On Monday evening, December 18th, the seventh night of Chanukah, the Orthodox Jewish Chamber of Commerce held an inspirational menorah lighting ceremony on the One World Observatory, on the 101st floor of the World Trade Center’s Freedom Tower.
This symbolized the Jewish communal business world utilizing the strength of its spirit and commerce to defeat darkness and hate. “Here, in the heart of the business world, we are declaring that nothing will deter us from succeeding and making the world a better place,” says Duvi Honig, Founder and CEO of the Orthodox Jewish Chamber of Commerce.
An array of dignitaries participated in the World Trade Center ceremony including Rabbi Yosef Carlebach, Chabad Rutgers; J. Morton Davis, Chairman of the Orthodox Jewish Chamber of Commerce; Adam Bisnowaty of the New York Giants; Rabbi Mendy Carlebach, Chaplain Port Authority of NY and NJ, and Orthodox Jewish Chamber of Commerce Ambassador; LenceBryer, Transportation Security Manager at JFK International Airport; Officer Emanuel Almog of the U.S. Department of Homeland Security; and event coordinator Rebecca Musumeciof Legends.

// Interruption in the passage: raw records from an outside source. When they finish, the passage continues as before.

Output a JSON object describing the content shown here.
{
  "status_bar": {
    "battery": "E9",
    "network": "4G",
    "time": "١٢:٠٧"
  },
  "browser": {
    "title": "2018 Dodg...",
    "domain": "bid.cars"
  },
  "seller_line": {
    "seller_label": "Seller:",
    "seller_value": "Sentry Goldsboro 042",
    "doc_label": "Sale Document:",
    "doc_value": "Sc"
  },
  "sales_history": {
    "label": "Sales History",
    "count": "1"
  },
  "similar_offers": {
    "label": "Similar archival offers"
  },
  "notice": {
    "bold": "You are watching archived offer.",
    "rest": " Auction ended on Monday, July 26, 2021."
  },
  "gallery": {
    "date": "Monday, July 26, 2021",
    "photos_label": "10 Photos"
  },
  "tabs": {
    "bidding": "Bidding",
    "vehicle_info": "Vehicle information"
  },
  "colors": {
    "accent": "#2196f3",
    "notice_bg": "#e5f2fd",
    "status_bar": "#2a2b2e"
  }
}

The Menorah in the Observatory was lit by Rabbi Yosef Carlebach and J. Morton Davis, followed by lively renditions of Maoz Tzur and other Chanukah melodies. Prior to this ceremony, Rabbi Mendy Carlebach lit a menorah at the tower’s Oculus below ground level, accompanied by a lively performance by the Maccabeats. A special menorah made out of scrap metal recovered from the ruins of the Twin Towers was used – offering poignant symbolism and optimism.

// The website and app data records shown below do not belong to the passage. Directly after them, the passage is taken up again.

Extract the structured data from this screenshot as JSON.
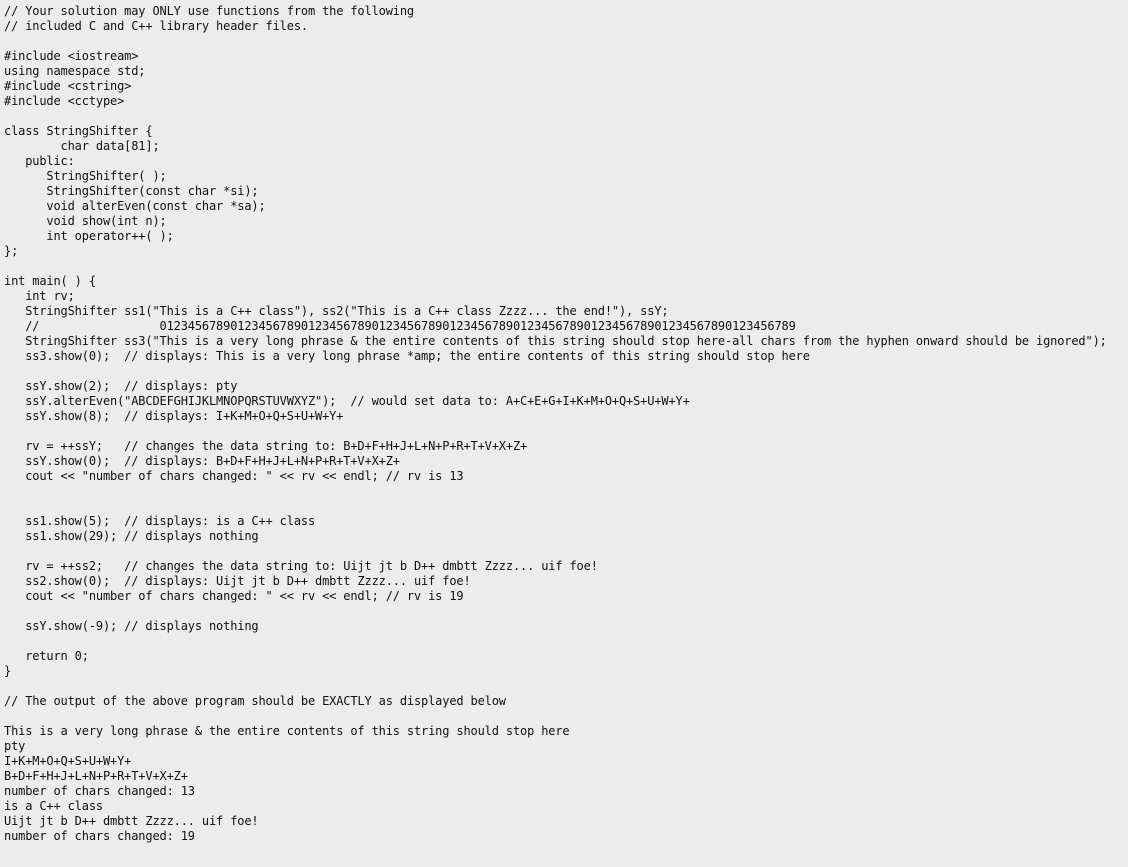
{
  "page": {
    "background_color": "#ececec",
    "text_color": "#111111",
    "kind": "source-code-listing",
    "language": "C++"
  },
  "code": {
    "lines": [
      "// Your solution may ONLY use functions from the following",
      "// included C and C++ library header files.",
      "",
      "#include <iostream>",
      "using namespace std;",
      "#include <cstring>",
      "#include <cctype>",
      "",
      "class StringShifter {",
      "        char data[81];",
      "   public:",
      "      StringShifter( );",
      "      StringShifter(const char *si);",
      "      void alterEven(const char *sa);",
      "      void show(int n);",
      "      int operator++( );",
      "};",
      "",
      "int main( ) {",
      "   int rv;",
      "   StringShifter ss1(\"This is a C++ class\"), ss2(\"This is a C++ class Zzzz... the end!\"), ssY;",
      "   //                 012345678901234567890123456789012345678901234567890123456789012345678901234567890123456789",
      "   StringShifter ss3(\"This is a very long phrase & the entire contents of this string should stop here-all chars from the hyphen onward should be ignored\");",
      "   ss3.show(0);  // displays: This is a very long phrase *amp; the entire contents of this string should stop here",
      "",
      "   ssY.show(2);  // displays: pty",
      "   ssY.alterEven(\"ABCDEFGHIJKLMNOPQRSTUVWXYZ\");  // would set data to: A+C+E+G+I+K+M+O+Q+S+U+W+Y+",
      "   ssY.show(8);  // displays: I+K+M+O+Q+S+U+W+Y+",
      "",
      "   rv = ++ssY;   // changes the data string to: B+D+F+H+J+L+N+P+R+T+V+X+Z+",
      "   ssY.show(0);  // displays: B+D+F+H+J+L+N+P+R+T+V+X+Z+",
      "   cout << \"number of chars changed: \" << rv << endl; // rv is 13",
      "",
      "",
      "   ss1.show(5);  // displays: is a C++ class",
      "   ss1.show(29); // displays nothing",
      "",
      "   rv = ++ss2;   // changes the data string to: Uijt jt b D++ dmbtt Zzzz... uif foe!",
      "   ss2.show(0);  // displays: Uijt jt b D++ dmbtt Zzzz... uif foe!",
      "   cout << \"number of chars changed: \" << rv << endl; // rv is 19",
      "",
      "   ssY.show(-9); // displays nothing",
      "",
      "   return 0;",
      "}",
      "",
      "// The output of the above program should be EXACTLY as displayed below",
      "",
      "This is a very long phrase & the entire contents of this string should stop here",
      "pty",
      "I+K+M+O+Q+S+U+W+Y+",
      "B+D+F+H+J+L+N+P+R+T+V+X+Z+",
      "number of chars changed: 13",
      "is a C++ class",
      "Uijt jt b D++ dmbtt Zzzz... uif foe!",
      "number of chars changed: 19"
    ]
  }
}
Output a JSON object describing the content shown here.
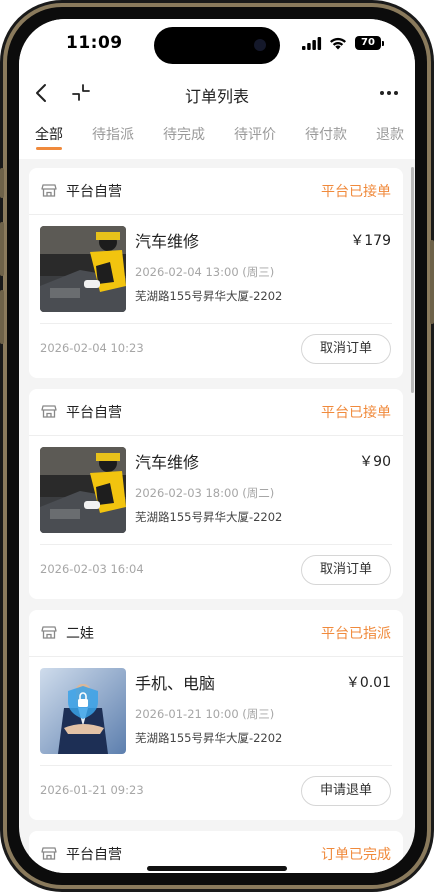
{
  "status_bar": {
    "time": "11:09",
    "battery": "70"
  },
  "navbar": {
    "title": "订单列表"
  },
  "tabs": [
    "全部",
    "待指派",
    "待完成",
    "待评价",
    "待付款",
    "退款"
  ],
  "accent_color": "#f08a3c",
  "orders": [
    {
      "store": "平台自营",
      "status": "平台已接单",
      "service": "汽车维修",
      "price": "￥179",
      "appointment": "2026-02-04 13:00 (周三)",
      "address": "芜湖路155号昇华大厦-2202",
      "created": "2026-02-04 10:23",
      "action": "取消订单",
      "image": "car-repair-photo"
    },
    {
      "store": "平台自营",
      "status": "平台已接单",
      "service": "汽车维修",
      "price": "￥90",
      "appointment": "2026-02-03 18:00 (周二)",
      "address": "芜湖路155号昇华大厦-2202",
      "created": "2026-02-03 16:04",
      "action": "取消订单",
      "image": "car-repair-photo"
    },
    {
      "store": "二娃",
      "status": "平台已指派",
      "service": "手机、电脑",
      "price": "￥0.01",
      "appointment": "2026-01-21 10:00 (周三)",
      "address": "芜湖路155号昇华大厦-2202",
      "created": "2026-01-21 09:23",
      "action": "申请退单",
      "image": "security-shield-photo"
    },
    {
      "store": "平台自营",
      "status": "订单已完成"
    }
  ]
}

Event coordinators Lieutenant Scott Pomerantz of the Port Authority of NY and NJ and Rachel Kraus, VP of Marketing at Westfield World Trade Center, were in attendance. The Ground Zero menorah and presence of transportation and security officials were particularly noteworthy, coming mere days after a failed ISIS terror attack on the New York City subway system. The message of bringing light unto darkness, and not weakening resolve, permeated the ceremony as the flames flickered.
Rabbi Yosef Carlebach observed how it is the everyday Jewish businessman, even more so than religious leaders, who can illuminate the world. “When a businessman conducts himself properly in the business world and is proud of who we are, we share our light with the entire world,” he explained.
The symbolism of a menorah atop the center of New York’s Financial District was also not lost upon Chairman Davis: “The Jewish People epitomize how after nearly getting destroyed, we can rise to the top of the world in terms of achieving good for the world,” he stated.